Park Tally: 19/59
Orientation: Dry Tortugas is incredibly unique and not what people usually think of when considering America’s national parks. Located 70 miles off the coast of Key West, Florida, the park is a water lover’s oasis. Dry Tortugas is comprised of 99% water and the remaining 1% is made up of seven major islands. Visitors can access the park via organized tours, a personal boat or via sea plane. There aren’t any roads in sight, just 100 square miles of pristine turquoise water.
Most iconic view: Most visitors come to the park to see historic Fort Jefferson on Garden Key. Secluded on its own 47-acre island, the Fort was built in the mid 1800’s to protect the coastline of the United States. A moat surrounds the entire structure, providing the perfect walkway for visitors to explore the area and take in the magical island views.
Accessible activity: An easy and fully organized way to explore the park is to take a day-tour from Key West on the Yankee Freedom III. Once arriving at Garden Key, visitors can opt to take a guided or self-guided tour of Fort Jefferson. On the guided tours, naturalists share information about the Fort’s history and the island’s ecosystem.
Two of the best activities in the park are swimming and snorkeling – I mean look at that water! There are multiple white sand beaches on Garden Key for visitors to relax on or dip their feet in the shallow waters. Snorkeling around the key provides many opportunities to see interesting coral and colorful fish. We were very pleased to hear that the resident crocodile (for 14 years!) had been relocated back to the Everglades the week prior to our visit…

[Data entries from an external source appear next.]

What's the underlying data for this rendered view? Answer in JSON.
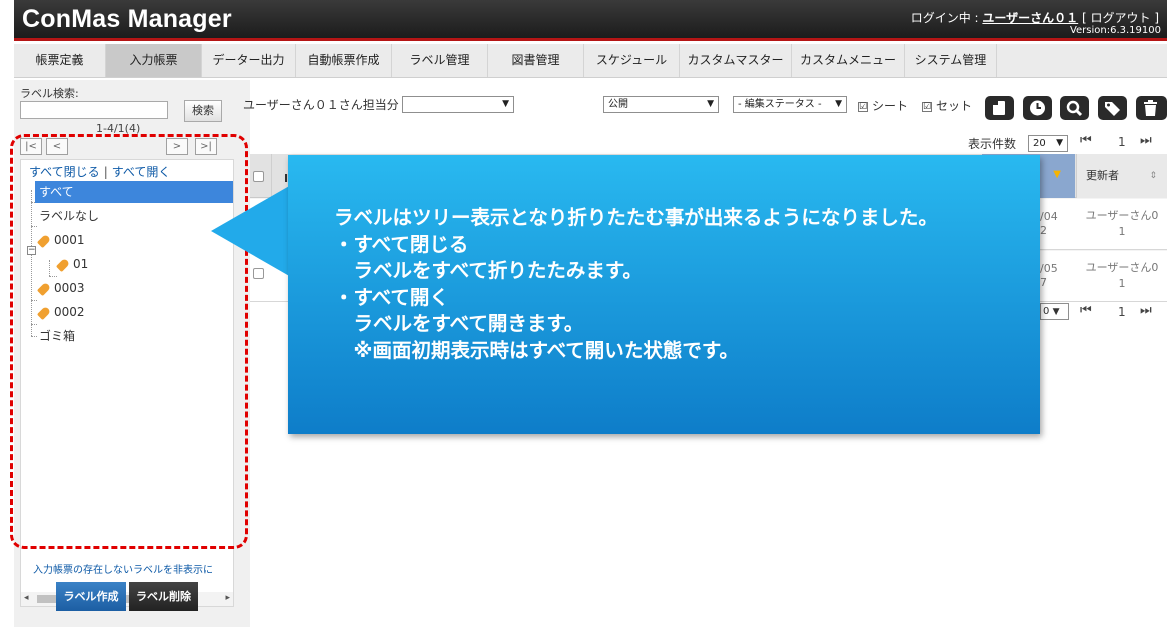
{
  "header": {
    "app_title": "ConMas Manager",
    "login_prefix": "ログイン中 : ",
    "user_name": "ユーザーさん０１",
    "logout_label": " [ ログアウト ]",
    "version": "Version:6.3.19100"
  },
  "nav": {
    "tabs": [
      "帳票定義",
      "入力帳票",
      "データー出力",
      "自動帳票作成",
      "ラベル管理",
      "図書管理",
      "スケジュール",
      "カスタムマスター",
      "カスタムメニュー",
      "システム管理"
    ],
    "active_index": 1
  },
  "sidebar": {
    "search_label": "ラベル検索:",
    "search_value": "",
    "search_button": "検索",
    "pager_text": "1-4/1(4)",
    "pager_first": "|<",
    "pager_prev": "<",
    "pager_next": ">",
    "pager_last": ">|",
    "collapse_all": "すべて閉じる",
    "link_separator": "|",
    "expand_all": "すべて開く",
    "tree": {
      "all": "すべて",
      "no_label": "ラベルなし",
      "l0001": "0001",
      "l01": "01",
      "l0003": "0003",
      "l0002": "0002",
      "trash": "ゴミ箱"
    },
    "hide_empty_link": "入力帳票の存在しないラベルを非表示に",
    "create_button": "ラベル作成",
    "delete_button": "ラベル削除"
  },
  "filters": {
    "assignee_label": "ユーザーさん０１さん担当分",
    "assignee_value": "",
    "public_value": "公開",
    "status_value": "- 編集ステータス -",
    "sheet_label": "シート",
    "set_label": "セット",
    "sheet_checked": true,
    "set_checked": true,
    "checkmark": "☑"
  },
  "toolbar_icons": [
    "document-icon",
    "clock-icon",
    "search-icon",
    "tag-icon",
    "trash-icon"
  ],
  "grid": {
    "page_size_label": "表示件数",
    "page_size_value": "20",
    "page_first_arrow": "⏮",
    "page_next_arrow": "⏭",
    "page_number": "1",
    "bottom_page_value": "0",
    "header_partial": "I",
    "updater_header": "更新者",
    "sort_arrow": "▼",
    "sort_both": "⇕",
    "rows": [
      {
        "date_a": "/04",
        "date_b": "2",
        "user_a": "ユーザーさん0",
        "user_b": "1"
      },
      {
        "date_a": "/05",
        "date_b": "7",
        "user_a": "ユーザーさん0",
        "user_b": "1"
      }
    ]
  },
  "callout": {
    "text": "ラベルはツリー表示となり折りたたむ事が出来るようになりました。\n・すべて閉じる\n　ラベルをすべて折りたたみます。\n・すべて開く\n　ラベルをすべて開きます。\n　※画面初期表示時はすべて開いた状態です。"
  },
  "colors": {
    "header_accent": "#b51515",
    "selected_item": "#3d86dc",
    "callout": "#1ea3e6",
    "annotation_frame": "#e00000",
    "create_button": "#2a70b5"
  }
}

For the adventurous: Dry Tortugas is a popular park for scuba diving and there are various tour companies offering trips out to the various diving spots. Wilderness camping on Garden Key is another option for those looking to get out of there comfort zone. The island does not have any facilities, water etc. (besides a compositing toilet) and campers must bring all their own supplies. There are limited camping sites and they book out months in advance – so get in early!
Best photo opportunities: Take a walk around Fort Jefferson’s moat for ample photography opportunities of the colorful waters and white sand beaches. Get creative and explore the inside the Fort for images of the numerous archways and brick designs.
- Dry Tortugas was first discovered in 1513 by Juan Ponce de Leon. He named the cluster of keys ‘Las Tortugas’ because of the hundreds of turtles he witnessed. The area was later renamed ‘Dry Tortugas’ due to the lack of fresh water available on the islands.
- President Roosevelt designated 47,125 acres as Fort Jefferson National Monument in 1935. In 1992 it was re-designated Dry Tortugas National Park.
- Fort Jefferson was made with more than 16 million bricks, making it America’s largest masonry structure in existence.
- More than 299 bird species can be found within the park, including numerous rare species like the golden warbler, shiny cowbird, Caribbean short-eared owl, brown pelican and the baby-footed booby.
- Not surprisingly given the Park’s name, Dry Tortugas is a popular place for sea turtles to nest. Common turtle species found within the park include green turtles, hawksbill turtles, and loggerhead turtles.
- Snorkeling and diving provide opportunities to view incredible sea life, including groupers, sharks, reef fish, barracudas, wahoos, tarpons, sea fans, sea anemones, sponges, and lobsters.
- In 2016 the park had 73,661 visitors.